"After consulting with legal experts and with members of parliament who expressed concerns over how the sacking was executed, the president informed the prime minister and his cabinet to continue with their duties," said the president's communication director in a press release.
The president's decision comes just two days after Prime Minister Omar Sharma'arke refused to step down from his post after the president declared his sacking. The prime minister contended that the president didn't have the constitutional power to remove him from office.
The whole episode began on Sunday, when Somali parliament's first session this year ended in a shouting match, with some members claiming that they voted out the speaker of the parliament, Sheikh Aden Madoobe. The speaker, who was unable to chair that session as brawl erupted, declared later that day, in an apparent retaliation, that prime minister and his cabinet lost the confidence of the parliament.
According to the Somali Charter, the Somali parliament is the only body that has the constitutional power to vote out the cabinet.

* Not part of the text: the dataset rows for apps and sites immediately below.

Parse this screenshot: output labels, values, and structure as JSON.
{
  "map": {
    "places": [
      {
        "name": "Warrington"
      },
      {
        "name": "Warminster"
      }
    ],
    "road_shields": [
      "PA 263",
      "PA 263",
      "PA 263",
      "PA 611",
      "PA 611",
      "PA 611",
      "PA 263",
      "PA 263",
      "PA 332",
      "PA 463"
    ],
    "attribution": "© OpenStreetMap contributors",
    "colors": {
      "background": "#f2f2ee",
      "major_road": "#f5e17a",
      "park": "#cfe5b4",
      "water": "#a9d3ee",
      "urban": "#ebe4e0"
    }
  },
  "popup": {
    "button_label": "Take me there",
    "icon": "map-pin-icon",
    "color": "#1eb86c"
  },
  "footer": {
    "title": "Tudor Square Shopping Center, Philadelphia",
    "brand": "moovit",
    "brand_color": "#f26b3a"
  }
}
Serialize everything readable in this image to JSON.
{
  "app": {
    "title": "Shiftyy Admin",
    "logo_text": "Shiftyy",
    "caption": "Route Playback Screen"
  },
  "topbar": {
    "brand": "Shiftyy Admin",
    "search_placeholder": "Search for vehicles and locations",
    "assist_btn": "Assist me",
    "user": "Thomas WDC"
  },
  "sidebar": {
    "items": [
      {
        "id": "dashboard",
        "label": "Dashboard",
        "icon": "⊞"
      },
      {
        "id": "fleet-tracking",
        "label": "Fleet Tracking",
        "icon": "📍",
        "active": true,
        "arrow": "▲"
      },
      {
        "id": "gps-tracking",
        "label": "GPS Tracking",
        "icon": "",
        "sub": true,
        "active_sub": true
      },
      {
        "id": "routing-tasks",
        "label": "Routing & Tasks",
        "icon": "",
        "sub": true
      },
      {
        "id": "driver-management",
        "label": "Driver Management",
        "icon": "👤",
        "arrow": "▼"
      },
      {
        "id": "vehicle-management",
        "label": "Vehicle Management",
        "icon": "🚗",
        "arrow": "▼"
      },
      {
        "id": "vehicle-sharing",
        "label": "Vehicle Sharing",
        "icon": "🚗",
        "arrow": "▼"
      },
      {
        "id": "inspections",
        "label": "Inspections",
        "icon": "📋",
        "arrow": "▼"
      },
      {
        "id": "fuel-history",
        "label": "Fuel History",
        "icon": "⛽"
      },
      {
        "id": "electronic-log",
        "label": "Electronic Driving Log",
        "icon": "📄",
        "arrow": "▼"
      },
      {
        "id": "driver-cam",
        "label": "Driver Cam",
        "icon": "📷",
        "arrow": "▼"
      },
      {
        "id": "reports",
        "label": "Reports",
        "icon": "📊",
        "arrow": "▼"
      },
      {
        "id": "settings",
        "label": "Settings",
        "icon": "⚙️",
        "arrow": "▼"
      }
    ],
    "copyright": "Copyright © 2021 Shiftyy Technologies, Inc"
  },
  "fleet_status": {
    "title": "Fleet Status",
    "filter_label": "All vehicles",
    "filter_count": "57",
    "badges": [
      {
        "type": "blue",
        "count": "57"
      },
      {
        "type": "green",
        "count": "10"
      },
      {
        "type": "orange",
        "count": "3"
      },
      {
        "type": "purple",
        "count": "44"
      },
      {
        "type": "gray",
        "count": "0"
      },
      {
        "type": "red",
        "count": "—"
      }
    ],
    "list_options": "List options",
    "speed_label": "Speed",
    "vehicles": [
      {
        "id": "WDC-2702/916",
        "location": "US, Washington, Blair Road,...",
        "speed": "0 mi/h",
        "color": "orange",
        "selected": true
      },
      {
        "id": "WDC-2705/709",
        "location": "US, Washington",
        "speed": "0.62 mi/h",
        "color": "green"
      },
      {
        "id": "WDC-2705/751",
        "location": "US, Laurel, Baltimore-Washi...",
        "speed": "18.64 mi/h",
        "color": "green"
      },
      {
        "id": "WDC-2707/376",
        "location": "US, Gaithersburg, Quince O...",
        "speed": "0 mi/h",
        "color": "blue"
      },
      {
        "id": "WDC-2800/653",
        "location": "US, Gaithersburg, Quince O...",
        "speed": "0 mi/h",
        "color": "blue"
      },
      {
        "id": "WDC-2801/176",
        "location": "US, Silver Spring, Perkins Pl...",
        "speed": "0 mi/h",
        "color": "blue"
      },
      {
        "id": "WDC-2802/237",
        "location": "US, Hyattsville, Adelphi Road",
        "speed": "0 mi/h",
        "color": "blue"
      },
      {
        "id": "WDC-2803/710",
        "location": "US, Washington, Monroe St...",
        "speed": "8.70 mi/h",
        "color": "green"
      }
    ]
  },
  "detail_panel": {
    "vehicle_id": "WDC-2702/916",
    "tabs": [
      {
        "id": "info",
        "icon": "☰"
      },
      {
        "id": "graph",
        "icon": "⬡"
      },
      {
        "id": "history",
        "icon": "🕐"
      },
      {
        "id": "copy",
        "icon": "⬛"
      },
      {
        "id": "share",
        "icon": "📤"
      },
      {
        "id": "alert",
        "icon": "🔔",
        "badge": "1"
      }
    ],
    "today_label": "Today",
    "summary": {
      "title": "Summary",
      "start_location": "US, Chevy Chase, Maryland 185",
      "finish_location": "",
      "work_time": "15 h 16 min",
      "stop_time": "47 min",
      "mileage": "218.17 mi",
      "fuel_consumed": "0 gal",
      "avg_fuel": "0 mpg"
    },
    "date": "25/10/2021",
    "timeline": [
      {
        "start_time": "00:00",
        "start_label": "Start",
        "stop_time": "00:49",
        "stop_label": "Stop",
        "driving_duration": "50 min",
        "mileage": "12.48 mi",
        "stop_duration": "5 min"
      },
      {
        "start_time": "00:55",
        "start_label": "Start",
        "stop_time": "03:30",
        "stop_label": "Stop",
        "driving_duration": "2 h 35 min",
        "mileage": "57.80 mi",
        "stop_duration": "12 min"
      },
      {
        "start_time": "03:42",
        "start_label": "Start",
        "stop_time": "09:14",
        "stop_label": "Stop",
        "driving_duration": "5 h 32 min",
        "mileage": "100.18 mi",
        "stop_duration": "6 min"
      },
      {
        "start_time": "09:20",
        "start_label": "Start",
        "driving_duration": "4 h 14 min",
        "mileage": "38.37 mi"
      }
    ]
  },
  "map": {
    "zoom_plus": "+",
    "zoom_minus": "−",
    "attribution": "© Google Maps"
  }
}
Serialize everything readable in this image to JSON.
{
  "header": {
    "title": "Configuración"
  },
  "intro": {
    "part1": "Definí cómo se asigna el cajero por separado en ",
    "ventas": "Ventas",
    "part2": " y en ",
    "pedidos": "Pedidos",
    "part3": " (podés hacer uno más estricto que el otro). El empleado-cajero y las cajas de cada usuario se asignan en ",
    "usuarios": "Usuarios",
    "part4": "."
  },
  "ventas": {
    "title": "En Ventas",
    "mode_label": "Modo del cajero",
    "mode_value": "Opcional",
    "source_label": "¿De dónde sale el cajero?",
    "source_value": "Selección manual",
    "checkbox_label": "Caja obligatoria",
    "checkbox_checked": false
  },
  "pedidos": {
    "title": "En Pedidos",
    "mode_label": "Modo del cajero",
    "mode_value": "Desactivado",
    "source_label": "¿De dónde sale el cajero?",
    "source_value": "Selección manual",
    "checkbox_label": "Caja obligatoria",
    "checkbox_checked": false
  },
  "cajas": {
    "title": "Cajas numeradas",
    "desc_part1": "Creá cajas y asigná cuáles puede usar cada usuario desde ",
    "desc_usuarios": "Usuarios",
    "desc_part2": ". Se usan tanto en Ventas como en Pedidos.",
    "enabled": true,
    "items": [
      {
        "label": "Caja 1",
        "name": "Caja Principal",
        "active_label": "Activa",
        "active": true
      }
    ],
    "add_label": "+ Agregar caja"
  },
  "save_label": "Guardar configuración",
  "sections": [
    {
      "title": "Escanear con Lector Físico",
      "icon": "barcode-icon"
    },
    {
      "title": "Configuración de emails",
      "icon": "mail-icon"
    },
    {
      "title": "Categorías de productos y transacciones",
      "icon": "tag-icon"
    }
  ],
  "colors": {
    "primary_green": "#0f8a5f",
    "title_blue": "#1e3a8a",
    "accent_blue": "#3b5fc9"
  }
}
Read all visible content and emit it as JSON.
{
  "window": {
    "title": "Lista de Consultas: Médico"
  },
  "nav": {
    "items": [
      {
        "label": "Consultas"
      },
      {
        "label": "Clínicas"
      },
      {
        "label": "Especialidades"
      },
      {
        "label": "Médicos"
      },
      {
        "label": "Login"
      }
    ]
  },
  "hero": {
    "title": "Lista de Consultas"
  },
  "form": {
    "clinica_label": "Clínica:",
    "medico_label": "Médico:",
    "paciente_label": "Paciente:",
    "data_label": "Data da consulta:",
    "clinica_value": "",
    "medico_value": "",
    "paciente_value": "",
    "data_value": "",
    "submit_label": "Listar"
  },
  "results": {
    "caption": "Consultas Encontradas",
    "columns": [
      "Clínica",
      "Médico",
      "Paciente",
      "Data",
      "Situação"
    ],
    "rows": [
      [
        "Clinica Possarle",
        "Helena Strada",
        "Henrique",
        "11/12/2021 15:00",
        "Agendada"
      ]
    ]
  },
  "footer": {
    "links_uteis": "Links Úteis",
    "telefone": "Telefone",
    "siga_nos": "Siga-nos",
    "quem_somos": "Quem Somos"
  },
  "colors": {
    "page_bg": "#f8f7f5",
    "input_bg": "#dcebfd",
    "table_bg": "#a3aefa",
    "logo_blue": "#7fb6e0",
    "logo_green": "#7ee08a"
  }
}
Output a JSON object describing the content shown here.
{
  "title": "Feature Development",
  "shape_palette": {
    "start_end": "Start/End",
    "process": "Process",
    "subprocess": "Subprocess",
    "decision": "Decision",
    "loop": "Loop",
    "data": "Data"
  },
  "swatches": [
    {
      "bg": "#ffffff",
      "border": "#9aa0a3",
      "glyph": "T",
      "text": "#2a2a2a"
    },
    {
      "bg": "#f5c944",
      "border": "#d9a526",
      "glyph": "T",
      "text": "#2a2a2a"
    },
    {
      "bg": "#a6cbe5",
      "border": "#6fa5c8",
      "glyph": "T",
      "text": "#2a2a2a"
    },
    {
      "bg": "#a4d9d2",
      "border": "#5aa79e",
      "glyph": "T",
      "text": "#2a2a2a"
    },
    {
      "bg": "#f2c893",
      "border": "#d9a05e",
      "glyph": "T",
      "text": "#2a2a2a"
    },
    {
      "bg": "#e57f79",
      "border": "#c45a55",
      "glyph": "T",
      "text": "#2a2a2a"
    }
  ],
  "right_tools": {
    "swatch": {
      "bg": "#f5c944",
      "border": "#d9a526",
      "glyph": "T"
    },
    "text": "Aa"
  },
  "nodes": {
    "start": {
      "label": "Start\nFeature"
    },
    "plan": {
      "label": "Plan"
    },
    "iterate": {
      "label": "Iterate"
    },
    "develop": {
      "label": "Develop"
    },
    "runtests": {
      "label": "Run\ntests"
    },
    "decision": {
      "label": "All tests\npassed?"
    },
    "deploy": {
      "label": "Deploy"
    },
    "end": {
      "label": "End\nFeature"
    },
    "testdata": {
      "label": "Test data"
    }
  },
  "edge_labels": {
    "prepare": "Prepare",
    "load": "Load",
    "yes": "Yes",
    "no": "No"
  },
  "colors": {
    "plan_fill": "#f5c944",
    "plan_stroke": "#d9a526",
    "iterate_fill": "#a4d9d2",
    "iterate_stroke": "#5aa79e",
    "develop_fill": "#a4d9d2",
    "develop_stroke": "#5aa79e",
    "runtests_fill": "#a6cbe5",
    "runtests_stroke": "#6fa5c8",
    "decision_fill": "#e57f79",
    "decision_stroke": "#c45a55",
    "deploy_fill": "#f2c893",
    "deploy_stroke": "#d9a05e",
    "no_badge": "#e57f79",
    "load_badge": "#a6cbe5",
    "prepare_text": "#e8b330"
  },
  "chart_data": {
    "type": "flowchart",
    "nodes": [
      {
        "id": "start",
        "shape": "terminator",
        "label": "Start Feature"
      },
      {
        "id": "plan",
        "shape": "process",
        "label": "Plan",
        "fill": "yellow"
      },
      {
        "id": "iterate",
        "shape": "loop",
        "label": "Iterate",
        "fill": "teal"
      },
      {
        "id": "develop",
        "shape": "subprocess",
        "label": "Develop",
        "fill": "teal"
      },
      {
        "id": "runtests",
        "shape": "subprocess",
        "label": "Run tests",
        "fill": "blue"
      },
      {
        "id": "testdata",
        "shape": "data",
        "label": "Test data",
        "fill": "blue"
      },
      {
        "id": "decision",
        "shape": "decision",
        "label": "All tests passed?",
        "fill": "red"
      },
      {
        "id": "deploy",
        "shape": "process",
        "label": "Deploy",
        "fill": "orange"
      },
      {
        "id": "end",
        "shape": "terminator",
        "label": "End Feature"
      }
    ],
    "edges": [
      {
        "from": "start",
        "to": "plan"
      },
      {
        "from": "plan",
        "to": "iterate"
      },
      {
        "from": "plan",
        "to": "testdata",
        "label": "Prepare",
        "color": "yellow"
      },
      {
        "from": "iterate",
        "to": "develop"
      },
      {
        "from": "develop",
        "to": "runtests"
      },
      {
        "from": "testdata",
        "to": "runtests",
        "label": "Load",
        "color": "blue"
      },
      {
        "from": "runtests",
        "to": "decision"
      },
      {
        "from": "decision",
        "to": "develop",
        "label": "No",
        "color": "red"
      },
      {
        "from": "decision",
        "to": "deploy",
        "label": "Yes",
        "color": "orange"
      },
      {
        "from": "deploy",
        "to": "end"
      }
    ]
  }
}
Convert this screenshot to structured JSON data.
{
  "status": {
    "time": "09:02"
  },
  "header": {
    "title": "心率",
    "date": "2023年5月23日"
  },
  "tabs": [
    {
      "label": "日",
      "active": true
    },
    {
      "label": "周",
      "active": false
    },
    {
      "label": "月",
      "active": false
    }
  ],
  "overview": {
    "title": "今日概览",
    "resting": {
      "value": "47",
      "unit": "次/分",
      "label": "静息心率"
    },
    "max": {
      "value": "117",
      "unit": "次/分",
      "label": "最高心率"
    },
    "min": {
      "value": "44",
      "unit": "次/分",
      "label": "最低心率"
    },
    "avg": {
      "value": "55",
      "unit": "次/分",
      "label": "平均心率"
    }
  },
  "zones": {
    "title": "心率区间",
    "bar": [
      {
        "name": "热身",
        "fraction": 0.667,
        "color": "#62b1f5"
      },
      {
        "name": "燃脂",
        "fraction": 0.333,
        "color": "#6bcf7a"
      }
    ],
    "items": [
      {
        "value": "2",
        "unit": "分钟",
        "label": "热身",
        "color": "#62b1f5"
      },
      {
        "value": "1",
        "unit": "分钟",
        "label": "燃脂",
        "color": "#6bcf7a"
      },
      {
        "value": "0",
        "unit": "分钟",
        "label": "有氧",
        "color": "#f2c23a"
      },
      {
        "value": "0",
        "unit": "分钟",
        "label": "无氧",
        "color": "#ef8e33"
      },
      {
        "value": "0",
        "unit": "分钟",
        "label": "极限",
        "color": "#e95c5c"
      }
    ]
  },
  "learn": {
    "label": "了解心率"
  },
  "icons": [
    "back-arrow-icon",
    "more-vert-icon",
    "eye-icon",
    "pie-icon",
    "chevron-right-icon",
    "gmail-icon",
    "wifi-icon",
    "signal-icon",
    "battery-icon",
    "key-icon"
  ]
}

Somalia's weak but internationally recognized government, already encircled by al-Qaeda-linked insurgent groups, has been crippled by political crisis and infighting. By far, this is the most serious crisis that faced the government.